As it turns out, there is such a thing as too much chocolate.
“People reach a certain saturation point when they’re having sweets,” said Victoria Kichuk, the leader of the Boston Chocolate Walking Tour (CWT). “It’s a reboot for your palate … It is not a test of will. You will not be shamed if you use your pretzel bag.”
Armed with their bags of pretzels against the copious amounts of chocolate and sugar to come, 10 eager chocoholics participanting in the CWT set out to explore a world of rich and quality chocolate on Saturday morning down Newbury St., stopping at seven establishments—all dedicated to satisfying the cravings of participants
They gathered outside Flour Bakery on Clarendon St., the tour’s first stop.
Flour Bakery’s chocolate chip cookies were recently rated the “Best in Boston” by Boston Magazine. The CWT participants had on opportunity to find out why. The sweet and earthy taste of the chocolate chunks comes from Tcho, an innovated chocolate company that produces some unusual chocolate recipes.
The second stop on the CWT was L.A. Burdick, a small cafe featuring the delicacy of handmade European chocolates. Founder Lark Burdick’s goal was, according to Kichuk, to give people an opportunity to enjoy chocolate in a beautiful cafe setting.
While on his chocolate pilgrimage in the 1970s to France and Switzerland, Burdick was impressed by the ambience of small French cafes and the quality of Swiss chocolate. Burdick married the two attributes to create what he hoped would be a positive chocolate-tasting experience.
CWT participants snacked on samples of chocolate “mice” while perusing through shelves featuring new flavors such as pumpkin and cappuccino. The mice that the store distributed illustrate the delicacy needed to craft these treats—the white chocolate shell hides both the cinnamon-infused ganache at the mouse’s core and the two nuts posed as ears propped on its hand-painted face.

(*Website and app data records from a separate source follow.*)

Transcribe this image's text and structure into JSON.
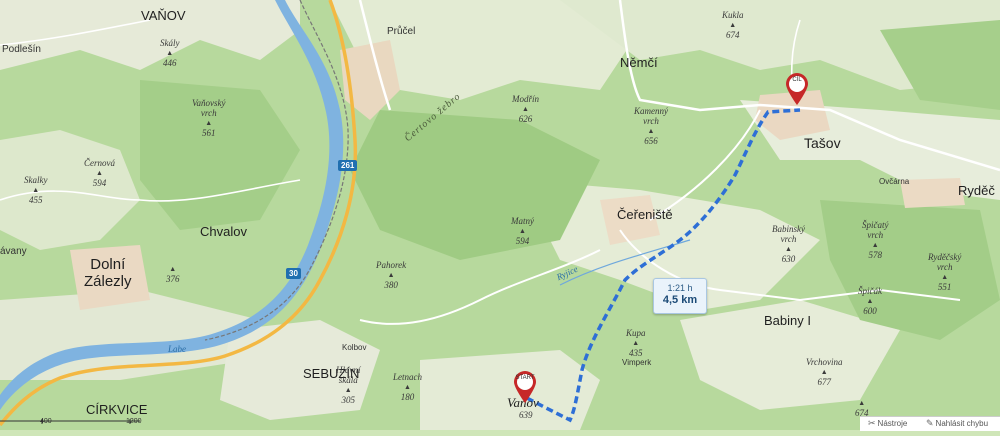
{
  "places": {
    "vanov": "VAŇOV",
    "podlesin": "Podlešín",
    "prosec_top": "Průčel",
    "nemci": "Němčí",
    "tasov": "Tašov",
    "cerenistе": "Čeřeniště",
    "chvalov": "Chvalov",
    "dolni_zalezly": "Dolní\nZálezly",
    "dolni_zalezly_line1": "Dolní",
    "dolni_zalezly_line2": "Zálezly",
    "rydec": "Ryděč",
    "ovcarna": "Ovčárna",
    "babiny": "Babiny I",
    "sebuzin": "SEBUZÍN",
    "cirkvice": "CÍRKVICE",
    "vanov_bottom": "Vaňov",
    "kolbov": "Kolbov",
    "vimperk": "Vimperk",
    "avany": "ávany"
  },
  "peaks": [
    {
      "name": "Skály",
      "elev": "446"
    },
    {
      "name": "Vaňovský\nvrch",
      "elev": "561"
    },
    {
      "name": "Černová",
      "elev": "594"
    },
    {
      "name": "Skalky",
      "elev": "455"
    },
    {
      "name": "Modřín",
      "elev": "626"
    },
    {
      "name": "Kamenný\nvrch",
      "elev": "656"
    },
    {
      "name": "Kukla",
      "elev": "674"
    },
    {
      "name": "Matný",
      "elev": "594"
    },
    {
      "name": "Babinský\nvrch",
      "elev": "630"
    },
    {
      "name": "Špičatý\nvrch",
      "elev": "578"
    },
    {
      "name": "Ryděčský\nvrch",
      "elev": "551"
    },
    {
      "name": "Špičák",
      "elev": "600"
    },
    {
      "name": "Vrchovina",
      "elev": "677"
    },
    {
      "name": "Pahorek",
      "elev": "380"
    },
    {
      "name": "Kupa",
      "elev": "435"
    },
    {
      "name": "Hlavní\nskála",
      "elev": "305"
    },
    {
      "name": "Letnach",
      "elev": "180"
    },
    {
      "name": "",
      "elev": "376"
    },
    {
      "name": "",
      "elev": "674"
    },
    {
      "name": "",
      "elev": "639"
    }
  ],
  "roads": {
    "r261": "261",
    "r30": "30"
  },
  "water": {
    "river_name": "Labe",
    "stream_name": "Ryjice"
  },
  "ridge": "Čertovo žebro",
  "route": {
    "time": "1:21 h",
    "distance": "4,5 km",
    "start_label": "START",
    "end_label": "CÍL",
    "route_color": "#2e6fd6"
  },
  "toolbar": {
    "tools_label": "Nástroje",
    "report_label": "Nahlásit chybu",
    "tools_icon": "scissors-icon",
    "report_icon": "pencil-icon"
  },
  "scale": {
    "v1": "400",
    "v2": "1200"
  },
  "colors": {
    "forest": "#a8d08d",
    "meadow": "#e9eddc",
    "river": "#6fa8dc",
    "highway": "#f2b84b"
  }
}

Ben & Jerry’s ice cream parlor may have been the most familiar storefront for the CWT participants, yet a presentation from store manager Ryan Midden shed light on some not-so-familiar information about the beloved enterprise.
Present in 30 countries and still expanding, Ben & Jerry’s has always stayed true to its goal of making great ice cream. The dairy used in Ben & Jerry’s products originates solely from small farms in Vermont and upstate New York. Each farmer is obligated by contract not to use growth hormones on their cattle. Founders Ben Cohen and Jerry Greenfield are currently fighting to legislate a label requirement on all foods produced with GMOs. “We’re not against science and food working together, we just think people have the right to know what is in their food,” Midden said.
The company is currently transitioning to fair trade certified ingredients. Fair trade applies to small-scale family farms in developing countries. The certification guarantees that the production of the crop does not violate standards of gender equality, child labor, and human trafficking.
“We wanted to know our products were not participating in these atrocities,” Midden said. When Ben & Jerry’s expands, he said, “it’s fun to go into a country not only with our product but with our values.”
At Robin’s Candy Shop, “World’s Largest,” is a title regularly found on display. In stock are eight-pound containers of Hershey’s chocolate syrup, two-pound marshmallows, six-pound jars of Nutella, a 27-pound gummy bear, and allegedly the world’s largest jawbreakers. The fudge selection ranges from maple bacon and red velvet to the classics. Its recent “Best Fudge in Boston” award is a bit inaccurate, given that all of the fudge is made in Tennessee.
Alissa Cordeiro, store manager of Gourmet Boutique, said that “Americans have come a long way in their chocolateering.” The U.S., however, is not even in the top 10 percent of countries with the highest chocolate intake per year, she said. An average Swiss citizen consumes 26 pounds per year while the average American only consumes 11 pounds.
America has a lot of catching up to do to make the chocolate history books. Boston, however, does not. Ruth Wakefield invented the chocolate chip cookie in Boston at the Toll House Inn in 1930. Nestle later bought the name and recipe with the agreement to send Wakefield a lifetime supply of Nestle chocolate.
In 1996 the chocolate chip cookie was nominated to be the official state dessert of Massachusetts, but later lost to the Boston cream pie. “So, yeah,” Kichuk joked, “we spent time and money legislating that.”
Featured Image by Jordan Pentaleri / Heights Graphic